Editor’s note: This article was initially published in The Daily Gazette, Swarthmore’s online, daily newspaper founded in Fall 1996. As of Fall 2018, the DG has merged with The Phoenix. See the about page to read more about the DG.
This weekend, Swarthmore’s Board of Managers voted on a budget for the 2016-2017 fiscal year which includes $300,000 devoted for a new carbon charge. Unrelated to this charge, the full cost of an academic year to students will rise by 3.5 percent and the financial aid budget will increase to 19 percent. There will also be additional changes in fundraising and endowment spending, among other areas.
A carbon charge, as proposed earlier by the Board of Managers, taxes carbon emissions to promote reductions in pollution. The college would put the money collected from the charge towards initiatives encouraging energy reduction and the use of renewable energy. An article posted on the College’s webpage and sent out in an electronic newsletter on Monday explained that “a working group of members of the faculty and staff” helped to design this plan.
The carbon charge will impose three subprograms. First of these is a price on all new construction based on the rate of $40 per metric ton of carbon dioxide. This has not yet been implemented, and an email from Director of Sustainability Aurora Winslade did not specify when it would begin, or whether or not it would affect current building projects. Additionally, approximately 0.5% of each department’s budget will be levied, beginning during the approaching fiscal year. This is not designed to affect salaries, but will be increased over time. Finally, the money gained, which is estimated to be $300,000 in the first year with these directives, will be put towards various projects aimed at reducing the College’s carbon footprint. Winslade will lead a committee to manage these funds.
Winslade wrote in an email, “A primary goal of this new policy, however, is to induce positive behavior change by making individuals’ carbon emissions more apparent and meaningful.” Over the next few years, programs will be released, including a student Presidential Sustainability Research Fellow initiative to be formally announced soon.
The Environmental Impact Committee met on Monday and discussed the new carbon charge. The committee works directly with Aurora Winslade to improve sustainability efforts. SGO Chair of Environmental Impact Bennett Parrish ’18 said the “committee overall is excited that the board made this decision. This is a big step forward for the board.”
The College’s announcement groups further specific changes in the budget into the categories of student charges, endowment spending, fundraising, and strategic initiatives. The increase in student charges will result in a full cost of $63,550 per academic year. The College also aims to increase endowment spending by 11.3 percent, approaching a total of five percent—the highest percentage of endowment permitted by the spending policy. Between this fall and 2020, the Board announced that it would like to raise $450 million through fundraising, as well as increase enrollment by 20 students for the next academic year. To meet the needs of the additional students, more faculty will be hired, and construction will continue around campus.

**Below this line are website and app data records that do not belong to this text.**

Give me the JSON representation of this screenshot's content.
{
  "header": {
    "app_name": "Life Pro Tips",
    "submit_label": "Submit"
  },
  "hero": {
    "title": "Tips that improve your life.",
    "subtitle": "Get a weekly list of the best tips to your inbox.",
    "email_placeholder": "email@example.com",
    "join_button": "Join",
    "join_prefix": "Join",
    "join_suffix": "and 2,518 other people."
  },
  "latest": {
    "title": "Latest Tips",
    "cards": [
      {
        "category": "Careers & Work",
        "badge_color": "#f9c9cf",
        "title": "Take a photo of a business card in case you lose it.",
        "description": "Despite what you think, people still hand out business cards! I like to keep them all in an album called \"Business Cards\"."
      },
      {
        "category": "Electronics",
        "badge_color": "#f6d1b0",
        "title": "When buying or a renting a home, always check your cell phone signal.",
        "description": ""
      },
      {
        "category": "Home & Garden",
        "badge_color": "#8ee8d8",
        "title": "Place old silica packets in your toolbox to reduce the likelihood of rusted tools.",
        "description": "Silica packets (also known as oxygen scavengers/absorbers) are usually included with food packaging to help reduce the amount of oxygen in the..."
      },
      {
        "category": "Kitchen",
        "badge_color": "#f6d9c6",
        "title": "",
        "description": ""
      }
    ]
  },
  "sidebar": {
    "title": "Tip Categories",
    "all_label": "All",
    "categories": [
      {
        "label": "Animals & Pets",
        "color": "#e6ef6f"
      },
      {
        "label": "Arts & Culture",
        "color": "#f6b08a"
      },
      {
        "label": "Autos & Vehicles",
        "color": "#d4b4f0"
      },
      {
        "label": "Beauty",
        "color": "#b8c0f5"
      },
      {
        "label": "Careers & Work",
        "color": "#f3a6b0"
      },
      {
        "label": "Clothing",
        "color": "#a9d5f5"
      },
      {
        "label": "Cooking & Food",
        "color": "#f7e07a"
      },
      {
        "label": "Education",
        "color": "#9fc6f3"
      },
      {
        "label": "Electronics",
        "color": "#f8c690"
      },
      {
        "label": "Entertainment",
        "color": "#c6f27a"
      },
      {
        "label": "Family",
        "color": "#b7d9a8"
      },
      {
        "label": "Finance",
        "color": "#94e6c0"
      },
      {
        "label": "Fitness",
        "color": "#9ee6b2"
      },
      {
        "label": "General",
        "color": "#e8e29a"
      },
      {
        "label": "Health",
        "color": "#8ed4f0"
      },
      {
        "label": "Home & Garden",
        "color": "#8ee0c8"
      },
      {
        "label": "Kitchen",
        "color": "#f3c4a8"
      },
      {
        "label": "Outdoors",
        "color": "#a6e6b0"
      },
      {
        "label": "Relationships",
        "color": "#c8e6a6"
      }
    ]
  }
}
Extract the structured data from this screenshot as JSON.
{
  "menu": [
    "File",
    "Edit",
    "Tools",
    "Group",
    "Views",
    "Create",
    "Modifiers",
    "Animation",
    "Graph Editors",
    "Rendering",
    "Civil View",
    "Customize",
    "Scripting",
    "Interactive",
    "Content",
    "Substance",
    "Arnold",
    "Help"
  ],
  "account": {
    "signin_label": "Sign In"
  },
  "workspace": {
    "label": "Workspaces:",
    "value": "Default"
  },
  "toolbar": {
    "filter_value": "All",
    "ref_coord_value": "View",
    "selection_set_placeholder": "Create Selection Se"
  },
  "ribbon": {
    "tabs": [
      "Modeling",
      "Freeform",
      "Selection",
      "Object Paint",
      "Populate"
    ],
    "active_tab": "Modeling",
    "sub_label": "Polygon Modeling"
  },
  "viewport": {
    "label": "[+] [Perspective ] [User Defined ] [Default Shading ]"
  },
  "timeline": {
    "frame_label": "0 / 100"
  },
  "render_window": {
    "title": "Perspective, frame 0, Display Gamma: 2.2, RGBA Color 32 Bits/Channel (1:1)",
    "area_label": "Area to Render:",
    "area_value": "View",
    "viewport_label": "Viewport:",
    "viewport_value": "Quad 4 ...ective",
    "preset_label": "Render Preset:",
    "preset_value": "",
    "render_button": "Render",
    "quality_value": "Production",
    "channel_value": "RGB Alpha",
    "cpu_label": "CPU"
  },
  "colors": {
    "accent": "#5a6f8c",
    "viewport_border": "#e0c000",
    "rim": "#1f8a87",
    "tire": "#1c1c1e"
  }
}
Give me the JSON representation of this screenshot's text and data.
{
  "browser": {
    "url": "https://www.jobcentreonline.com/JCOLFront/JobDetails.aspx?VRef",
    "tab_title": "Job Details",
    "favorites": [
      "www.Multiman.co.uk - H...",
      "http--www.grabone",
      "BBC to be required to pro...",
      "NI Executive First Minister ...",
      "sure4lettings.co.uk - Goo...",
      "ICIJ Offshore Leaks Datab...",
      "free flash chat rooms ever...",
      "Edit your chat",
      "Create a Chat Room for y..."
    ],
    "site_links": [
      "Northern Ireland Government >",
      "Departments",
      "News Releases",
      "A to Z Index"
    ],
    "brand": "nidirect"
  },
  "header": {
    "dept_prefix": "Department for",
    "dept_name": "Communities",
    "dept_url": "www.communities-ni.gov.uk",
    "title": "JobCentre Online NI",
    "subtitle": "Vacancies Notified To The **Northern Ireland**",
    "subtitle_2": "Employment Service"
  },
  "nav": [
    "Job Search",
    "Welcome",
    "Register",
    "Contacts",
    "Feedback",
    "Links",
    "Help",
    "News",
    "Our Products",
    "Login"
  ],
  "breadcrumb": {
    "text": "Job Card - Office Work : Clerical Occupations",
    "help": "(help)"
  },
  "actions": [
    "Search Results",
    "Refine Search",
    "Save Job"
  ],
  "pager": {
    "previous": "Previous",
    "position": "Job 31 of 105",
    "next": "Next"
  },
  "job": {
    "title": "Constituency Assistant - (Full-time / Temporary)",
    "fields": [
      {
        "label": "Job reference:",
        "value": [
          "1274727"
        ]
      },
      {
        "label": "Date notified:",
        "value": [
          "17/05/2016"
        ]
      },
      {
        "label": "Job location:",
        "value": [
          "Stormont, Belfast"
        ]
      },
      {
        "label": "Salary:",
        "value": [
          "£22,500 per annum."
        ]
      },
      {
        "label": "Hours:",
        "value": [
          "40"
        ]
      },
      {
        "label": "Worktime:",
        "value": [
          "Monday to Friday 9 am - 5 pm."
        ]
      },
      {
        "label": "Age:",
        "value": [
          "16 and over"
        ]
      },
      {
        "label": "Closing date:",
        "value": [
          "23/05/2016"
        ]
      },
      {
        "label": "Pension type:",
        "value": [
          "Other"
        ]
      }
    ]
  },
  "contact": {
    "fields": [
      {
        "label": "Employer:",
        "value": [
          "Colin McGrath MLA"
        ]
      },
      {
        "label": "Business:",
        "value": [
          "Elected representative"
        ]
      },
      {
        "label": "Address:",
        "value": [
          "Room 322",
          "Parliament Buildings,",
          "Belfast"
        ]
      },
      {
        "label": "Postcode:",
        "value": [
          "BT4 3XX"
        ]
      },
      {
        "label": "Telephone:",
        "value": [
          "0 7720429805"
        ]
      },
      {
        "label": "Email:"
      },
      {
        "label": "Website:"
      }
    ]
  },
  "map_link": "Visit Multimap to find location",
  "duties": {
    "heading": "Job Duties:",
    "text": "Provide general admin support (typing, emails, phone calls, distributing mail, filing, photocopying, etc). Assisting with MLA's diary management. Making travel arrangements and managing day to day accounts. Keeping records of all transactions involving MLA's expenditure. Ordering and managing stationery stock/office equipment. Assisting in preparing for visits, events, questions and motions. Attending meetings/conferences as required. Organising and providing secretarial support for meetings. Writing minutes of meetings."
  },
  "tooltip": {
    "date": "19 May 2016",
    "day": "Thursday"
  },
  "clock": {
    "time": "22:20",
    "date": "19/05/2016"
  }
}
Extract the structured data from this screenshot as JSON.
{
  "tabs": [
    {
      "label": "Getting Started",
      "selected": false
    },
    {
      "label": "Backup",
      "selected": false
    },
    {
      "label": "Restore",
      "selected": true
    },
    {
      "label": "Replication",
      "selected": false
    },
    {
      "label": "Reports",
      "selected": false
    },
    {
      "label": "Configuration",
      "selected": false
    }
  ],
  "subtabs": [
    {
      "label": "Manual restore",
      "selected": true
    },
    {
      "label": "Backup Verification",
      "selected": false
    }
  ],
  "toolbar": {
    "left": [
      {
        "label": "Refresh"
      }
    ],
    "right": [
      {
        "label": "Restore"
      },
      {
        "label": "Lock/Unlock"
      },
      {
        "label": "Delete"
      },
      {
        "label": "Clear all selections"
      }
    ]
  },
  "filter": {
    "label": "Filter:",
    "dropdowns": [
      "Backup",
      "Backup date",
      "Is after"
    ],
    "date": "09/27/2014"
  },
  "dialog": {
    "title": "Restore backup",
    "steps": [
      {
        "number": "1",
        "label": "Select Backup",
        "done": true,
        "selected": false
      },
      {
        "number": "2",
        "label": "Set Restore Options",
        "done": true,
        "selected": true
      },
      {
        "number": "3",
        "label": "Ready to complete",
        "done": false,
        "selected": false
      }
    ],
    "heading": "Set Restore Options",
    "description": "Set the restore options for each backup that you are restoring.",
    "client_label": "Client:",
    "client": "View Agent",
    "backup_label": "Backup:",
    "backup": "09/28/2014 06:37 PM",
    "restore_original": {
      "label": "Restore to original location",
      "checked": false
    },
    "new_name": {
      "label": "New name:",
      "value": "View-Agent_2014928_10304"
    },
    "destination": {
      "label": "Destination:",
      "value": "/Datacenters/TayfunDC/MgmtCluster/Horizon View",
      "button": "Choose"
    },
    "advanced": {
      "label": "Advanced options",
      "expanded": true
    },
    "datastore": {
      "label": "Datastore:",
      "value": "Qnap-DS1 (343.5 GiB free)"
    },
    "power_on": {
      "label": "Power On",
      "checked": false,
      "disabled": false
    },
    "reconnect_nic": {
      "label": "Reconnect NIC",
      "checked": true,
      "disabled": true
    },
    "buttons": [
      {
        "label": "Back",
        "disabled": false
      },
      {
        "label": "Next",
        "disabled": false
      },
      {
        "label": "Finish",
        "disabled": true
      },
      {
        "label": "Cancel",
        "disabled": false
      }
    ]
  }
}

Board of Managers Member Harold Kalkstein ’78 clarified in an email that these changes do not directly result from the new carbon charge. He wrote, “Over the past 10 years tuition has increased each year somewhere between 3-4.5%/year as a function of the overall budget requirements of the college. The carbon charge is, in fact, a charge, taken against departmental budgets which have not been increased to offset the charge.”
At the time of publication, the budget had not yet been posted on the Swarthmore College website.
UPDATE (10:39 a.m., February 23): Abby Saul ’19 commented on behalf of Mountain Justice, “I think it’s really important that we take every step possible to achieve a more equitable and sustainable future here at Swarthmore College not just for ourselves, but for our whole generation. And I think the carbon tax is a really good step towards that.” Saul continued to explain how important it is to use every tool at the College’s disposal to eliminate carbon pollution, including divestment. She recounted the resolutions put forth by students, faculty, alumni, and honorary degree recipients that support the movement.
In addition to divestment, Saul suggested that funds be used to reinvest in cleaner energy sources. Specifically, she noted the success of last weekend’s Serenity Soular party, and the importance of supporting organizations which affect local communities as well. She added, “I think it’s really clear […] that the board does care about creating a sustainable future for our generation and for the world. I just think they need to rethink some of the ways in which we can do that.”
CLARIFICATION (5:36 p.m., February 23): Board of Managers Member Harold Kalkstein ’78 clarified in an email exchange that the change in student charges is not a direct result of the added carbon charge. Clarifications have been made in the original article.
UPDATE (5:53 p.m., February 23): Vice President for Finance and Administration Gregory Brown commented that the 2016-2017 budget poses changes relating to, separately, the carbon charge and tuition. In response to the greater cost of attendance, he said, “Depending on financial need, much of that increase [in price] is going to be absorbed by increased aid.”
He expects to have a thorough explanation of the budget on the Swarthmore website by Monday, February 29.